A lawsuit filed against the makers of the Depuy ASR metal on metal hip implant has reached the state court level in Los Angeles, and evidence has been turned up which further calls into question the safety of the device.
It’s been alleged that the all-metal implant from Johnson & Johnson can fail at inordinately high rates and that continued rubbing among the components can lead patients to incur excessive levels of metal ions that could be potentially hazardous to their health.
The plaintiff’s primary care doctor backs up this fact, saying that the individual’s symptoms were consistent with heavy metal exposure and that there was nothing to suggest that the poisoning could be caused by anything other than the metal implant. A doctor ruled last week that testimony from the man’s doctors would be allowed, despite efforts from Johnson & Johnson to get such accounts barred from the trial.
But it’s a document from Johnson & Johnson itself that casts a particularly startling shadow. A review of 554 hip implants showed that 37% of the devices were expected to fail after 4.57 years. During pretrial testimony, a DePuy biostatistician agreed with this assessment, which was illustrated by a graph. That would make the failure rate far higher than the 12% to 13% failure rate cited when a recall was announced.
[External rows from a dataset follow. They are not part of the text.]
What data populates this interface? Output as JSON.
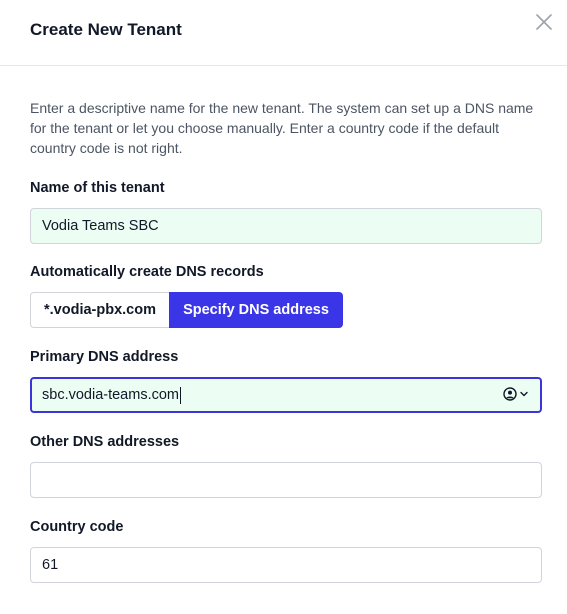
{
  "dialog": {
    "title": "Create New Tenant",
    "description": "Enter a descriptive name for the new tenant. The system can set up a DNS name for the tenant or let you choose manually. Enter a country code if the default country code is not right."
  },
  "fields": {
    "tenant_name_label": "Name of this tenant",
    "tenant_name_value": "Vodia Teams SBC",
    "auto_dns_label": "Automatically create DNS records",
    "dns_option_wildcard": "*.vodia-pbx.com",
    "dns_option_specify": "Specify DNS address",
    "primary_dns_label": "Primary DNS address",
    "primary_dns_value": "sbc.vodia-teams.com",
    "other_dns_label": "Other DNS addresses",
    "other_dns_value": "",
    "country_code_label": "Country code",
    "country_code_value": "61"
  },
  "icons": {
    "close": "close-icon",
    "autofill": "user-circle-icon",
    "dropdown": "chevron-down-icon"
  },
  "colors": {
    "accent": "#3b35e8",
    "filled_bg": "#ecfdf3"
  }
}
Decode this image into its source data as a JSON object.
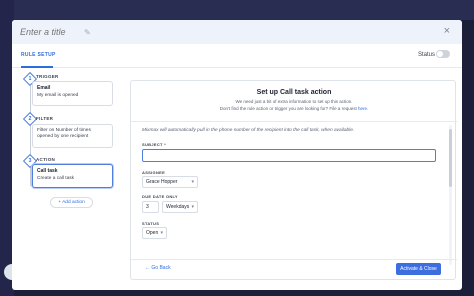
{
  "modal": {
    "title_placeholder": "Enter a title",
    "close_icon": "×",
    "pencil_icon": "✎"
  },
  "tabs": {
    "rule_setup": "RULE SETUP"
  },
  "status": {
    "label": "Status",
    "on": false
  },
  "steps": [
    {
      "num": "1",
      "label": "TRIGGER",
      "title": "Email",
      "desc": "My email is opened"
    },
    {
      "num": "2",
      "label": "FILTER",
      "title": "Filter on Number of times opened by one recipient",
      "desc": ""
    },
    {
      "num": "3",
      "label": "ACTION",
      "title": "Call task",
      "desc": "Create a call task"
    }
  ],
  "add_action": "+ Add action",
  "panel": {
    "title": "Set up Call task action",
    "desc": "We need just a bit of extra information to set up this action.",
    "desc2": "Don't find the rule action or trigger you are looking for? File a request",
    "desc_link": "here.",
    "note": "Mixmax will automatically pull in the phone number of the recipient into the call task, when available.",
    "subject_label": "SUBJECT *",
    "subject_value": "",
    "assignee_label": "ASSIGNEE",
    "assignee_value": "Grace Hopper",
    "due_label": "DUE DATE ONLY",
    "due_num": "3",
    "due_unit": "Weekdays",
    "status_label": "STATUS",
    "status_value": "Open",
    "back": "← Go Back",
    "activate": "Activate & Close"
  },
  "colors": {
    "accent": "#2f6dde",
    "button": "#3c6ee0",
    "header": "#eef3fb"
  }
}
The reason for the recall has also come into question. Although J & J claimed the recall was a remedial or precautionary measure, plaintiff lawyers point to memos which suggest the recall was actually issued for financial reasons.